- _Activity_
From the first line to the last, output the entries exactly.

- _Data supplied_
--------------------

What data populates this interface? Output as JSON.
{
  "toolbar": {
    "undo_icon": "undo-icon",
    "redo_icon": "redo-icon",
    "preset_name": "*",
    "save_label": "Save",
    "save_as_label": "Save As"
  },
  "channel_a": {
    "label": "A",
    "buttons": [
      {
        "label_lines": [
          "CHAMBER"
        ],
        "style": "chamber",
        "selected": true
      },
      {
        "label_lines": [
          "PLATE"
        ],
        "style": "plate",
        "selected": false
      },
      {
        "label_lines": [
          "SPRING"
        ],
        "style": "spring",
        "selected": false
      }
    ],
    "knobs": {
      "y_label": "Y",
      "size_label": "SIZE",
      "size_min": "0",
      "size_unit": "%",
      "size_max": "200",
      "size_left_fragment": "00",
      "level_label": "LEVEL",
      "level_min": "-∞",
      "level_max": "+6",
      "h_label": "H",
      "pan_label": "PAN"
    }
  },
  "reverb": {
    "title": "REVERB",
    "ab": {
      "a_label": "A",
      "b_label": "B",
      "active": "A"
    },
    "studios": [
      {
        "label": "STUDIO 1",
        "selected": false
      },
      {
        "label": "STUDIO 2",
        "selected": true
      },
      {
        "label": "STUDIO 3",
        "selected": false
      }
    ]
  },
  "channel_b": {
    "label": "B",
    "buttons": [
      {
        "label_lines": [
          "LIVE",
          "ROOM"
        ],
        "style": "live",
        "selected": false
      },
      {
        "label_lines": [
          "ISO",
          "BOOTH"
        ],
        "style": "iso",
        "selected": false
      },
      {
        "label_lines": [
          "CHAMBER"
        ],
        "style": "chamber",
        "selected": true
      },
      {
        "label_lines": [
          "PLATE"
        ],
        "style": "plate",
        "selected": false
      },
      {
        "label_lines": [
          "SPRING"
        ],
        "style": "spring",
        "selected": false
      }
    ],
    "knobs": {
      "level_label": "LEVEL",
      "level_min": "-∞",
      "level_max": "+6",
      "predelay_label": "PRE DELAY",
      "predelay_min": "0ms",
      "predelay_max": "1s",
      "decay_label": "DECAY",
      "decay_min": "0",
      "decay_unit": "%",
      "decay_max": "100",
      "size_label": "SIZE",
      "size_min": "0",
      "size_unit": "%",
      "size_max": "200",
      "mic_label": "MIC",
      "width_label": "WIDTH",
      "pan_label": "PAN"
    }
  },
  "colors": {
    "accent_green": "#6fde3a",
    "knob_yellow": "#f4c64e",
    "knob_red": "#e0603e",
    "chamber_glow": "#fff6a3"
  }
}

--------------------

- _Exercise solution_
What data populates this interface? Output as JSON.
{
  "toolbar": {
    "undo_icon": "undo-icon",
    "redo_icon": "redo-icon",
    "preset_name": "*",
    "save_label": "Save",
    "save_as_label": "Save As"
  },
  "channel_a": {
    "label": "A",
    "buttons": [
      {
        "label_lines": [
          "CHAMBER"
        ],
        "style": "chamber",
        "selected": true
      },
      {
        "label_lines": [
          "PLATE"
        ],
        "style": "plate",
        "selected": false
      },
      {
        "label_lines": [
          "SPRING"
        ],
        "style": "spring",
        "selected": false
      }
    ],
    "knobs": {
      "y_label": "Y",
      "size_label": "SIZE",
      "size_min": "0",
      "size_unit": "%",
      "size_max": "200",
      "size_left_fragment": "00",
      "level_label": "LEVEL",
      "level_min": "-∞",
      "level_max": "+6",
      "h_label": "H",
      "pan_label": "PAN"
    }
  },
  "reverb": {
    "title": "REVERB",
    "ab": {
      "a_label": "A",
      "b_label": "B",
      "active": "A"
    },
    "studios": [
      {
        "label": "STUDIO 1",
        "selected": false
      },
      {
        "label": "STUDIO 2",
        "selected": true
      },
      {
        "label": "STUDIO 3",
        "selected": false
      }
    ]
  },
  "channel_b": {
    "label": "B",
    "buttons": [
      {
        "label_lines": [
          "LIVE",
          "ROOM"
        ],
        "style": "live",
        "selected": false
      },
      {
        "label_lines": [
          "ISO",
          "BOOTH"
        ],
        "style": "iso",
        "selected": false
      },
      {
        "label_lines": [
          "CHAMBER"
        ],
        "style": "chamber",
        "selected": true
      },
      {
        "label_lines": [
          "PLATE"
        ],
        "style": "plate",
        "selected": false
      },
      {
        "label_lines": [
          "SPRING"
        ],
        "style": "spring",
        "selected": false
      }
    ],
    "knobs": {
      "level_label": "LEVEL",
      "level_min": "-∞",
      "level_max": "+6",
      "predelay_label": "PRE DELAY",
      "predelay_min": "0ms",
      "predelay_max": "1s",
      "decay_label": "DECAY",
      "decay_min": "0",
      "decay_unit": "%",
      "decay_max": "100",
      "size_label": "SIZE",
      "size_min": "0",
      "size_unit": "%",
      "size_max": "200",
      "mic_label": "MIC",
      "width_label": "WIDTH",
      "pan_label": "PAN"
    }
  },
  "colors": {
    "accent_green": "#6fde3a",
    "knob_yellow": "#f4c64e",
    "knob_red": "#e0603e",
    "chamber_glow": "#fff6a3"
  }
}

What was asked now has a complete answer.